* YOUR OBJECTIVE
Please count the lines below that hold the word "children" and give the count without any other text.

* DATASET ENTRIES
#####

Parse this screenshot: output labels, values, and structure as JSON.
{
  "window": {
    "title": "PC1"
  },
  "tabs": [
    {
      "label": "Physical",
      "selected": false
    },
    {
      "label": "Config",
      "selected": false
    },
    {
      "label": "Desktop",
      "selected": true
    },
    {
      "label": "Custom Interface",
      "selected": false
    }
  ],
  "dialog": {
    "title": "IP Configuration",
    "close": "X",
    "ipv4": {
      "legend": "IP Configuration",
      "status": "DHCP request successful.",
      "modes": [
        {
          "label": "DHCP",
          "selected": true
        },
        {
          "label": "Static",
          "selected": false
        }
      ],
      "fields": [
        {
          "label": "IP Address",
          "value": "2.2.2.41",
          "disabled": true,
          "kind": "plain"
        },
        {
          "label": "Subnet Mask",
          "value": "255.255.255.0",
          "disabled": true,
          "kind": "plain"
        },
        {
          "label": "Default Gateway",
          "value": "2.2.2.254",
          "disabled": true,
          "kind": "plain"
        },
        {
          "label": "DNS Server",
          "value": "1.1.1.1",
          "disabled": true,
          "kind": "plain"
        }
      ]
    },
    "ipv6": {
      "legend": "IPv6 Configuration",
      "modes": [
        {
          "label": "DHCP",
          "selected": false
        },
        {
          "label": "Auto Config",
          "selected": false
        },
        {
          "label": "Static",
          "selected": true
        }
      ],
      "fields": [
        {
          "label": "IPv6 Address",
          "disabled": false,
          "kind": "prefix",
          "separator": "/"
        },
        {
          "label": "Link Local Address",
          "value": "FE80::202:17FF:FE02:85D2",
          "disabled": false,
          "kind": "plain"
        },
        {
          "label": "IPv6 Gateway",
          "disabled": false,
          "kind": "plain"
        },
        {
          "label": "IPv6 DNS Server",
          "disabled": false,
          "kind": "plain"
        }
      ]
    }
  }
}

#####

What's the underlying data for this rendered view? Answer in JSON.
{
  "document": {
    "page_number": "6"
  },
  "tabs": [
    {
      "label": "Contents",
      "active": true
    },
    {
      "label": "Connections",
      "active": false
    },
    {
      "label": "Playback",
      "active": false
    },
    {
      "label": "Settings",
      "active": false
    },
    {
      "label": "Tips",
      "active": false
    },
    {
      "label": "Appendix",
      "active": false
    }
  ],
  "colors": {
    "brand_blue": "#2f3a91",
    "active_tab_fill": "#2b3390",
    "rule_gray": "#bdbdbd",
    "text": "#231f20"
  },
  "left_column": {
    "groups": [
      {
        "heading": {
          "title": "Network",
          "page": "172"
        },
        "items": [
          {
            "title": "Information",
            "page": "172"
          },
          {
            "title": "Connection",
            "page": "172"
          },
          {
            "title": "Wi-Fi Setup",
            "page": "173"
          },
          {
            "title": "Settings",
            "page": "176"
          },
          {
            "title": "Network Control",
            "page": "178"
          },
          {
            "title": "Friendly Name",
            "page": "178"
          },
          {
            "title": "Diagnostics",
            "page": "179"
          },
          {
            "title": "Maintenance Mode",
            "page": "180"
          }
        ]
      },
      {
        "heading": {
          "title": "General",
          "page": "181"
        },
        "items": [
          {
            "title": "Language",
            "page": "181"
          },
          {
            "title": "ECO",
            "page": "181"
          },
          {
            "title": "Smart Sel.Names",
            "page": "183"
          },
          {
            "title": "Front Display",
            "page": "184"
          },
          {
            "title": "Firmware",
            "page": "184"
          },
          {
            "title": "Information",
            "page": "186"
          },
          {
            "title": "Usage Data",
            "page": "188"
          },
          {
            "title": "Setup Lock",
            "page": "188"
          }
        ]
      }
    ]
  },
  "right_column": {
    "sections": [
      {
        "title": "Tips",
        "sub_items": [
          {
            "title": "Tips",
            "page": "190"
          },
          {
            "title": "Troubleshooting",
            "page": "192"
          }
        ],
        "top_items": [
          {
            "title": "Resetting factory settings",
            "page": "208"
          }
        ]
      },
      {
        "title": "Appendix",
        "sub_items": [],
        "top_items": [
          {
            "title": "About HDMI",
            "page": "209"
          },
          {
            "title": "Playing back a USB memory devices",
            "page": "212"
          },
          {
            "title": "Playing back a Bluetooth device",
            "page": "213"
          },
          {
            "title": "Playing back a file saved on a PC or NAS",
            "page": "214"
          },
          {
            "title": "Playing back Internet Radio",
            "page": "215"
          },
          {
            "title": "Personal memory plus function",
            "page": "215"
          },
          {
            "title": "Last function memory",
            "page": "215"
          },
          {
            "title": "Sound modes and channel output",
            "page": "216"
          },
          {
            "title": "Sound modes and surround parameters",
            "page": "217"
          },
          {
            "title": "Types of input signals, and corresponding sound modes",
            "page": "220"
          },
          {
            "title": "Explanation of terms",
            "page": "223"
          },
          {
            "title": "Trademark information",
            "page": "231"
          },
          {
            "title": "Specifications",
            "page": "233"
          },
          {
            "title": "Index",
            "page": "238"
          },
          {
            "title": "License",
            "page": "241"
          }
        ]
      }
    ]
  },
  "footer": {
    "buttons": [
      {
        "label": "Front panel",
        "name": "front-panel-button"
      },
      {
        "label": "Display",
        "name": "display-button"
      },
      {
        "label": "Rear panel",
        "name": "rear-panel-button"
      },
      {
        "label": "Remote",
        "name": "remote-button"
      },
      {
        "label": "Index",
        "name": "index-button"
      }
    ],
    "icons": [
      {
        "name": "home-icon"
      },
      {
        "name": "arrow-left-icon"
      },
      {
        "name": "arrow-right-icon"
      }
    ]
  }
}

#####

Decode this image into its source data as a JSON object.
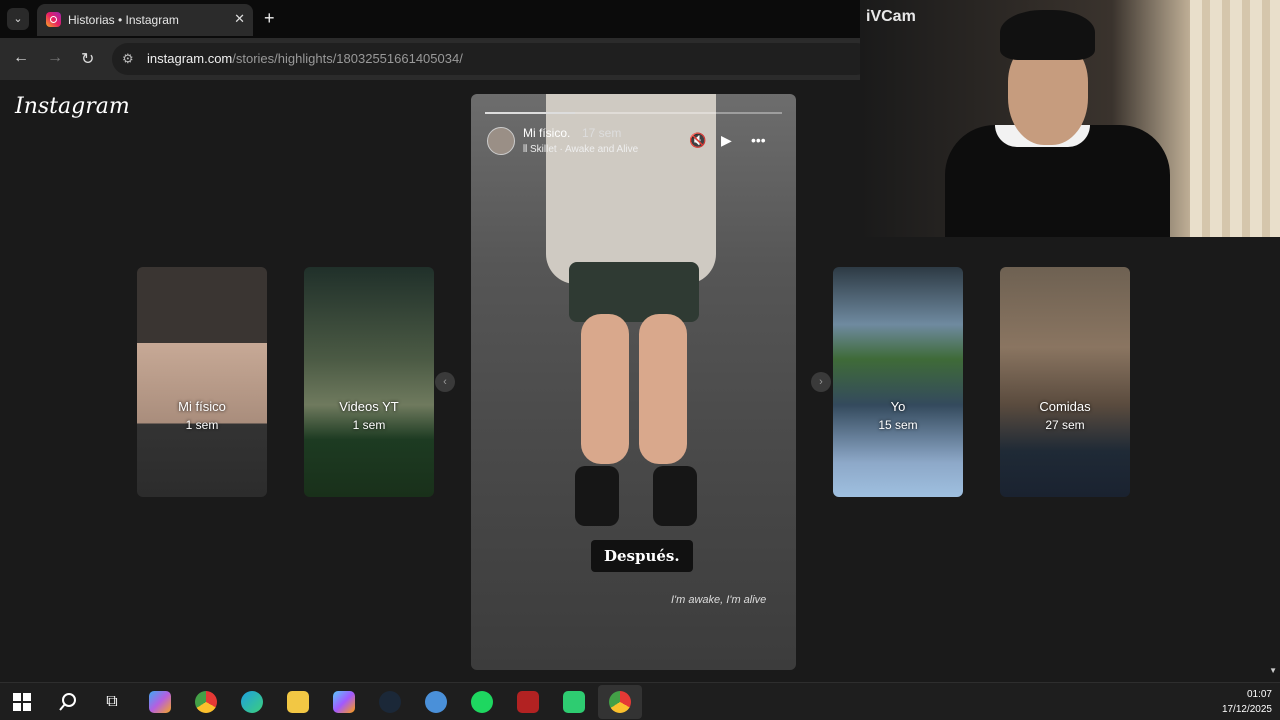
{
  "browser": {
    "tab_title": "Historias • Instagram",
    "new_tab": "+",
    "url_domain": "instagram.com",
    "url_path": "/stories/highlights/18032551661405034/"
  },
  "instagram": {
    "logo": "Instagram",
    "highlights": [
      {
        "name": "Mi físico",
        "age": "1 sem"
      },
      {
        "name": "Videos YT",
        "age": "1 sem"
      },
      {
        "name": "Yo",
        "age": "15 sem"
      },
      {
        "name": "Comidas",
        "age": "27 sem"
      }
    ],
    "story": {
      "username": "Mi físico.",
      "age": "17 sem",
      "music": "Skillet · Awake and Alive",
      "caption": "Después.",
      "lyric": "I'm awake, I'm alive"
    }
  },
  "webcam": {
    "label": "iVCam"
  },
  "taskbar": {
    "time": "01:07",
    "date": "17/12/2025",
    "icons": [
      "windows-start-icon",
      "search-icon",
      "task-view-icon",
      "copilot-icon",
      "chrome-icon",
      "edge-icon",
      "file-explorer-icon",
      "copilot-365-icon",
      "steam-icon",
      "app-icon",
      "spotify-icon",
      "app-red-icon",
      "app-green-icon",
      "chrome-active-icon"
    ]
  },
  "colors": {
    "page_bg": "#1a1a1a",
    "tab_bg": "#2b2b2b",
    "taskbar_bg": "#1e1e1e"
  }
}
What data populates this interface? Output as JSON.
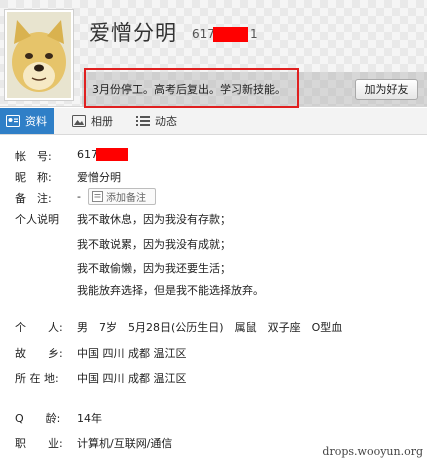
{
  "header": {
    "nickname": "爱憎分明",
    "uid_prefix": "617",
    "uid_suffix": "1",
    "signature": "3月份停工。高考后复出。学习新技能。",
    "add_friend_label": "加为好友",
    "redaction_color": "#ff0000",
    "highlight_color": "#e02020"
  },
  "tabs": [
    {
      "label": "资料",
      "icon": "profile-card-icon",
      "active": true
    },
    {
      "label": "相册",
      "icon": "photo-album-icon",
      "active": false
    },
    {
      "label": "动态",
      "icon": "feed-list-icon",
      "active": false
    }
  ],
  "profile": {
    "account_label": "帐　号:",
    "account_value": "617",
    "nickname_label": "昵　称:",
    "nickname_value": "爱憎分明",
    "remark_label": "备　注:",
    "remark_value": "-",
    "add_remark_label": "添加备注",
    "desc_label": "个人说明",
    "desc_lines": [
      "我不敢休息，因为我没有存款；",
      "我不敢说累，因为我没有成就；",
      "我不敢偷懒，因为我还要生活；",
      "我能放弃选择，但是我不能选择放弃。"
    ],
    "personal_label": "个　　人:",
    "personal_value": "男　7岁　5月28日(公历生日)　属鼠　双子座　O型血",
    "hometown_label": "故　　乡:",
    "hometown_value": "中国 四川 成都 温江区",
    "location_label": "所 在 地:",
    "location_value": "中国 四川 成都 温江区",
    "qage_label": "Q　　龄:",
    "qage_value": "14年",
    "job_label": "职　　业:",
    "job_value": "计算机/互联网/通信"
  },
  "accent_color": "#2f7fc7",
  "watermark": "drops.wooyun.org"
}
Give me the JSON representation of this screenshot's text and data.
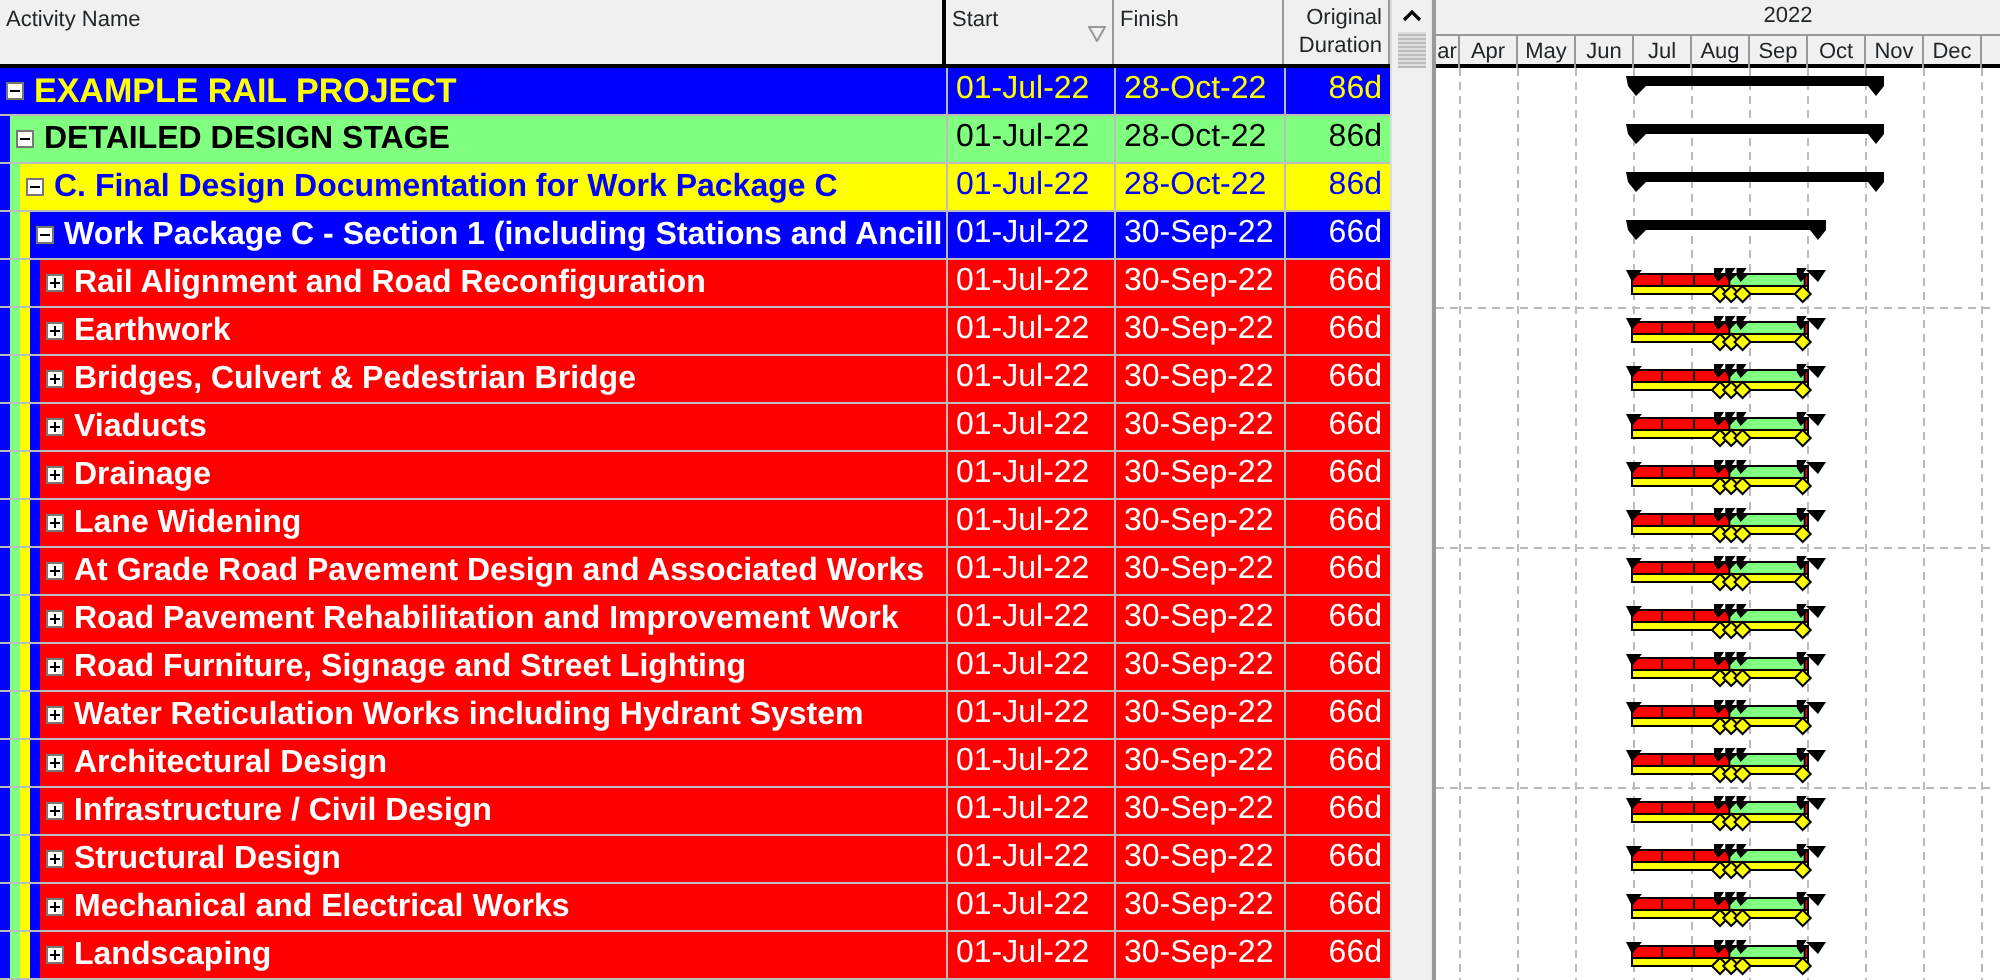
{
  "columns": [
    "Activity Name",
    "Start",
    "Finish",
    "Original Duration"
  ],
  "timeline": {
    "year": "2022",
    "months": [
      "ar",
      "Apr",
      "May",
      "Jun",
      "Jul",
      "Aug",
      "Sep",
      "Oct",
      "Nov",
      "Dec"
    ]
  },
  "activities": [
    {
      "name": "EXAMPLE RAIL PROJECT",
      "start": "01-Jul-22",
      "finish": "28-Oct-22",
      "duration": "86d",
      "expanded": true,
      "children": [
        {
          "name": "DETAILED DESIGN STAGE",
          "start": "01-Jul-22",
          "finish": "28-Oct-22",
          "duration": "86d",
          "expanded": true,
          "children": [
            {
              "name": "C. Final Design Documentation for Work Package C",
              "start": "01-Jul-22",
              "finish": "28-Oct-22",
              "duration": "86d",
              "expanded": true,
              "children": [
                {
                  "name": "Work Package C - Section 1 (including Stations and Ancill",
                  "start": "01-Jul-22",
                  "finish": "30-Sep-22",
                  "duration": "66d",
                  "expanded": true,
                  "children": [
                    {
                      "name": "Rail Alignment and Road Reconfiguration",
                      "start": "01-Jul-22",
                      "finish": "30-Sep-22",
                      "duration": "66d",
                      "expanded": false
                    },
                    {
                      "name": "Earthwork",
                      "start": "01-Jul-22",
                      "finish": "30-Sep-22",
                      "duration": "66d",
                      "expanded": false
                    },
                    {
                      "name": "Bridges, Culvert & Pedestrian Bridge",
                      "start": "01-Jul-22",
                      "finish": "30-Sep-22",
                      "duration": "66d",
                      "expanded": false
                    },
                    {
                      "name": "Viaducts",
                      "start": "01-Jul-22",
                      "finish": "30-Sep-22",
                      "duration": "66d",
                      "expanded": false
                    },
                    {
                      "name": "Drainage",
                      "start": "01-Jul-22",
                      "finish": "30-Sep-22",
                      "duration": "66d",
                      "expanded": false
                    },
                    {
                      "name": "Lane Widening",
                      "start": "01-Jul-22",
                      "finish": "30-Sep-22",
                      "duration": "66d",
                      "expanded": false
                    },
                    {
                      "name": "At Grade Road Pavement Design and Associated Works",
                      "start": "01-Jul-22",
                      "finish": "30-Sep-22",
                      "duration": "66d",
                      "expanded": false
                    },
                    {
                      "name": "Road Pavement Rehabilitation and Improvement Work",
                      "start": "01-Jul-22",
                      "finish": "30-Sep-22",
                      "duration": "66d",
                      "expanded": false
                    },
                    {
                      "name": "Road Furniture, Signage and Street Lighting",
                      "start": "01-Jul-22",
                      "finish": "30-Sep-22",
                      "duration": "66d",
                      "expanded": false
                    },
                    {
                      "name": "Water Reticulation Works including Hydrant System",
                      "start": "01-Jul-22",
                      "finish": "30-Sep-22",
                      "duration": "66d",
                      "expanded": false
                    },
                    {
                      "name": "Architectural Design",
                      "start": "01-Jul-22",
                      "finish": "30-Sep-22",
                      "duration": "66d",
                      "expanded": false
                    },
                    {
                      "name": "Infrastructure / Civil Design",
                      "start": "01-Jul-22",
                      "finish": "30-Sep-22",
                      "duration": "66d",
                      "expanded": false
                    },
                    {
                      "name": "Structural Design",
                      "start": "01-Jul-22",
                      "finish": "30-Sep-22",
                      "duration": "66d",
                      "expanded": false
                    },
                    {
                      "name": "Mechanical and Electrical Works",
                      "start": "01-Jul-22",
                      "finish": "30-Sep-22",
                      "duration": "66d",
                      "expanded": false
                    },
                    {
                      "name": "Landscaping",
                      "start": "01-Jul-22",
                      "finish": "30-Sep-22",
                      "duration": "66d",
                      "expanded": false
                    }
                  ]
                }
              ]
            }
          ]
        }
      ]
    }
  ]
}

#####

* ANSWER TO THE EXERCISE
4